§ Task goal
Give back all the data below exactly as it is shown.

§ Input material

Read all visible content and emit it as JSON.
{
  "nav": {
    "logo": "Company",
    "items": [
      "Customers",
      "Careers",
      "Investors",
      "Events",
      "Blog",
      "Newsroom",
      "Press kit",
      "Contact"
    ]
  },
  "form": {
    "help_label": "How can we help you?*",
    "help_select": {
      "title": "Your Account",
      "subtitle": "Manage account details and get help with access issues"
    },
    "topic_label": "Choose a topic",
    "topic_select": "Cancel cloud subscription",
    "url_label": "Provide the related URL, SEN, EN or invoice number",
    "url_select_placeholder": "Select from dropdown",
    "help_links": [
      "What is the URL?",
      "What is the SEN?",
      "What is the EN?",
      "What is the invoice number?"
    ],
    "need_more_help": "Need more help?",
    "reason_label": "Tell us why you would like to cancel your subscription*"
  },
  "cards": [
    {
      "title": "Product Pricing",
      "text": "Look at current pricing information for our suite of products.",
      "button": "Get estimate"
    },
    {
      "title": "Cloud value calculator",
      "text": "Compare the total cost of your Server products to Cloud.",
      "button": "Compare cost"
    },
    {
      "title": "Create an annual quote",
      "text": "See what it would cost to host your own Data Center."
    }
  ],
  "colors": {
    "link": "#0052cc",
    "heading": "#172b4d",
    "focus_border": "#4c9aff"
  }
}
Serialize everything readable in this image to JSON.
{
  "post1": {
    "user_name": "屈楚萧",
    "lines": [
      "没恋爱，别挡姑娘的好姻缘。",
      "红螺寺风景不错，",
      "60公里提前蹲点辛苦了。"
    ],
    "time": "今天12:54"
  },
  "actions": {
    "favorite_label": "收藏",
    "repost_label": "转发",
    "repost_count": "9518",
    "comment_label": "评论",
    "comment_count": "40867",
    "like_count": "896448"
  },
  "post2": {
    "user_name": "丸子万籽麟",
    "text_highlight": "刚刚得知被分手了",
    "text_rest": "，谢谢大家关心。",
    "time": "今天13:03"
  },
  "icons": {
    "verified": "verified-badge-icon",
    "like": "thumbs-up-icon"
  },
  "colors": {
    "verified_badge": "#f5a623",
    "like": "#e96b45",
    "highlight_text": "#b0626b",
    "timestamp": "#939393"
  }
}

§ Exercise output
Read all visible content and emit it as JSON.
{
  "nav": {
    "logo": "Company",
    "items": [
      "Customers",
      "Careers",
      "Investors",
      "Events",
      "Blog",
      "Newsroom",
      "Press kit",
      "Contact"
    ]
  },
  "form": {
    "help_label": "How can we help you?*",
    "help_select": {
      "title": "Your Account",
      "subtitle": "Manage account details and get help with access issues"
    },
    "topic_label": "Choose a topic",
    "topic_select": "Cancel cloud subscription",
    "url_label": "Provide the related URL, SEN, EN or invoice number",
    "url_select_placeholder": "Select from dropdown",
    "help_links": [
      "What is the URL?",
      "What is the SEN?",
      "What is the EN?",
      "What is the invoice number?"
    ],
    "need_more_help": "Need more help?",
    "reason_label": "Tell us why you would like to cancel your subscription*"
  },
  "cards": [
    {
      "title": "Product Pricing",
      "text": "Look at current pricing information for our suite of products.",
      "button": "Get estimate"
    },
    {
      "title": "Cloud value calculator",
      "text": "Compare the total cost of your Server products to Cloud.",
      "button": "Compare cost"
    },
    {
      "title": "Create an annual quote",
      "text": "See what it would cost to host your own Data Center."
    }
  ],
  "colors": {
    "link": "#0052cc",
    "heading": "#172b4d",
    "focus_border": "#4c9aff"
  }
}
Serialize everything readable in this image to JSON.
{
  "post1": {
    "user_name": "屈楚萧",
    "lines": [
      "没恋爱，别挡姑娘的好姻缘。",
      "红螺寺风景不错，",
      "60公里提前蹲点辛苦了。"
    ],
    "time": "今天12:54"
  },
  "actions": {
    "favorite_label": "收藏",
    "repost_label": "转发",
    "repost_count": "9518",
    "comment_label": "评论",
    "comment_count": "40867",
    "like_count": "896448"
  },
  "post2": {
    "user_name": "丸子万籽麟",
    "text_highlight": "刚刚得知被分手了",
    "text_rest": "，谢谢大家关心。",
    "time": "今天13:03"
  },
  "icons": {
    "verified": "verified-badge-icon",
    "like": "thumbs-up-icon"
  },
  "colors": {
    "verified_badge": "#f5a623",
    "like": "#e96b45",
    "highlight_text": "#b0626b",
    "timestamp": "#939393"
  }
}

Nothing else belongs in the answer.